When I was 13, the teachers and my peers at Del Dios Middle School awarded me with the title “Most Likely to Succeed.”
“Aren’t you proud,” people would ask.
“So, what are you going to do,” people would wonder.
“How do you feel,” is the question that would follow.
I’ve written about the importance of accepting compliments, but honors and awards are different than compliments. Actual recognition seems to come with some unspoken expectation that you will exceed the desired outcome of those awarding you the honor.
At least, that’s how I felt about it. I went into high school thinking I should not only already be a news anchor in some small town, but that I should also know exactly how I was going to succeed! Talk about pressure.
Recently, I learned I was the recipient of an unexpected honor of appreciation at work, and the first thing I thought of was how was I going to live beyond it.
Does an Academy-Award Winning Actor stop pursuing roles that challenge him or her? Or, do they pursue the things that push them beyond even that line?
The answers are this:
We should always push ourselves to be better than we already are, while accepting and understanding our own limitations.
But, we should never strive to please everyone and meet everyone else’s expectations of us. We would go absolutely crazy trying to do so, and their expectation is nowhere near the same as our own.
And, you know what? I’m not the center of the world, and neither are “they.”
Romans 8:28, 31
“And we know that in all things God works for the good of those who love him,

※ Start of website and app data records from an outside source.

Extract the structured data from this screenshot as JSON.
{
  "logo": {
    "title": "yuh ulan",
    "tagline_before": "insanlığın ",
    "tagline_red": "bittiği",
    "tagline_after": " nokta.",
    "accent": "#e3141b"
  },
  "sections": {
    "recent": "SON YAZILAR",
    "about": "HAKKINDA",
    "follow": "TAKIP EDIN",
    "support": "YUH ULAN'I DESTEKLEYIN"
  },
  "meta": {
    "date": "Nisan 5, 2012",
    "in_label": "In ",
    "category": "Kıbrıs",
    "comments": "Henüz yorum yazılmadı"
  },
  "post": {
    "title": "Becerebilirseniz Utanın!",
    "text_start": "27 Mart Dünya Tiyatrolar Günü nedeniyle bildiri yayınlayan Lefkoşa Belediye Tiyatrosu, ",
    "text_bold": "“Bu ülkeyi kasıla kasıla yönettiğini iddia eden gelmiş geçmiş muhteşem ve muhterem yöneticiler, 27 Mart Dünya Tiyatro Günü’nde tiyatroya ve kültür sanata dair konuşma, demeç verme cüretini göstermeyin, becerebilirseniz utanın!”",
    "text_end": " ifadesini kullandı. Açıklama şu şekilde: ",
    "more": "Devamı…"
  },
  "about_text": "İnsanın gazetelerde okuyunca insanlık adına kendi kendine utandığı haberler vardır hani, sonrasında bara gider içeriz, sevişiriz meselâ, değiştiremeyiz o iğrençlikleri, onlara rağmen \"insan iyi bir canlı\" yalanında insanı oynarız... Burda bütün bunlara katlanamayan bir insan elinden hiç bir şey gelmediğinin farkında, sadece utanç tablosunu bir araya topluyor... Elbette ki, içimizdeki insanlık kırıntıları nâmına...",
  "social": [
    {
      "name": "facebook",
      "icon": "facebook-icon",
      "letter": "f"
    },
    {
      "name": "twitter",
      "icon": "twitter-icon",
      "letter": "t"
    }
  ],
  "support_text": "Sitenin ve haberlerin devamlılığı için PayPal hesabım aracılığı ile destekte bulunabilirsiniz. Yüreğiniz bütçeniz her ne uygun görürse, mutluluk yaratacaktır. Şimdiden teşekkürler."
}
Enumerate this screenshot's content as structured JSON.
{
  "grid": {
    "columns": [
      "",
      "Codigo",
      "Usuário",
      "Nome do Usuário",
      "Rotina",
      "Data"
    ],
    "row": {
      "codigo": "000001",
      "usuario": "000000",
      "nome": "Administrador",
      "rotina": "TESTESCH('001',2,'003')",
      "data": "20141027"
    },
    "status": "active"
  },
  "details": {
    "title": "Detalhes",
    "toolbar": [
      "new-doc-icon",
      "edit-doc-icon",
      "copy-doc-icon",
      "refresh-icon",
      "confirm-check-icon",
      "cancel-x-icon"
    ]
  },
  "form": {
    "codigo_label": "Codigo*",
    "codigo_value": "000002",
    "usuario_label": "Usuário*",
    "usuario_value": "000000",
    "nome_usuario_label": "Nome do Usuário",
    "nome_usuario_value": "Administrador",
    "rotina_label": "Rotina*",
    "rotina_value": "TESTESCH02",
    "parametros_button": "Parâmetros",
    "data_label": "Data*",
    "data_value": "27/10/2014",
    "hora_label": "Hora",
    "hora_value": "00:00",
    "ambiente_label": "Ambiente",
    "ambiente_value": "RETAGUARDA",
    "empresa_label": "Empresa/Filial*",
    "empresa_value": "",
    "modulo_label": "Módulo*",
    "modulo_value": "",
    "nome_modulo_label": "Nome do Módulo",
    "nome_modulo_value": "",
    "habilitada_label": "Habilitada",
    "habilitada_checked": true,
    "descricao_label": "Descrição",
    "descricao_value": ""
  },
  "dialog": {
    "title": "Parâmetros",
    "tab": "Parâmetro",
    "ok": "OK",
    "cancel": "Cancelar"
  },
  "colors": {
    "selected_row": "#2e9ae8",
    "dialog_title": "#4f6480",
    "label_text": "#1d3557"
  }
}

who have been called according to his purpose.
What, then, shall we say in response to this?
If God is for us, who can be against us?”